* **WHAT YOU HAVE TO DO**:
Across the listing below, how many lines include the word "Alexandra"? The answer is that number, with nothing added.
- - -
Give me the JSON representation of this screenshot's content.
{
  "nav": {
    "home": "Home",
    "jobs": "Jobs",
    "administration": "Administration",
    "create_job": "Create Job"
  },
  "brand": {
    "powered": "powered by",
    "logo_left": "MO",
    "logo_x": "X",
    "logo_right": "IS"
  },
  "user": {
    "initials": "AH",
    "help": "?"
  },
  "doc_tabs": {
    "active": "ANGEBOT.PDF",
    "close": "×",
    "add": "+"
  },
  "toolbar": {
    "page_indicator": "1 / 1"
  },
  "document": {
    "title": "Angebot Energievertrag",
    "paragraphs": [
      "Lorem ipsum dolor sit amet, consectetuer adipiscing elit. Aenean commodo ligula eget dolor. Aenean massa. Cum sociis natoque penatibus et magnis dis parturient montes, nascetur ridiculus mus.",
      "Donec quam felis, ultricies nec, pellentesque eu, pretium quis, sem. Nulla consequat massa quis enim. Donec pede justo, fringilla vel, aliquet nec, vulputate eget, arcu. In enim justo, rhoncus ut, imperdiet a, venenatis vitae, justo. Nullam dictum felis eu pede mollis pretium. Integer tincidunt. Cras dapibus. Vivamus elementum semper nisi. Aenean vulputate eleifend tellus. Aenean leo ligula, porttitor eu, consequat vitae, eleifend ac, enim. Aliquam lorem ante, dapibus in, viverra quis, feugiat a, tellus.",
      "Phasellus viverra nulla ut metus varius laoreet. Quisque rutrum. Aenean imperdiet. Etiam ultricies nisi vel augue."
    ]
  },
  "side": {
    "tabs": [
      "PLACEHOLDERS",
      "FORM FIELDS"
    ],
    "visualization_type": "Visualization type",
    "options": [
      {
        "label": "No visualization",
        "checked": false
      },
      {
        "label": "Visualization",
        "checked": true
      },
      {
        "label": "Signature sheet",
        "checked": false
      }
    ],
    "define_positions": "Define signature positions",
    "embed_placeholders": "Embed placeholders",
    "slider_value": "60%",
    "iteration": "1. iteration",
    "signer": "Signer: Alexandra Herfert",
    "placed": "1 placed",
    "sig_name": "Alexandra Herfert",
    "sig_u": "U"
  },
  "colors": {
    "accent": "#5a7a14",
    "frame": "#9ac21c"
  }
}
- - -
* **SOLVED EXERCISE**:
2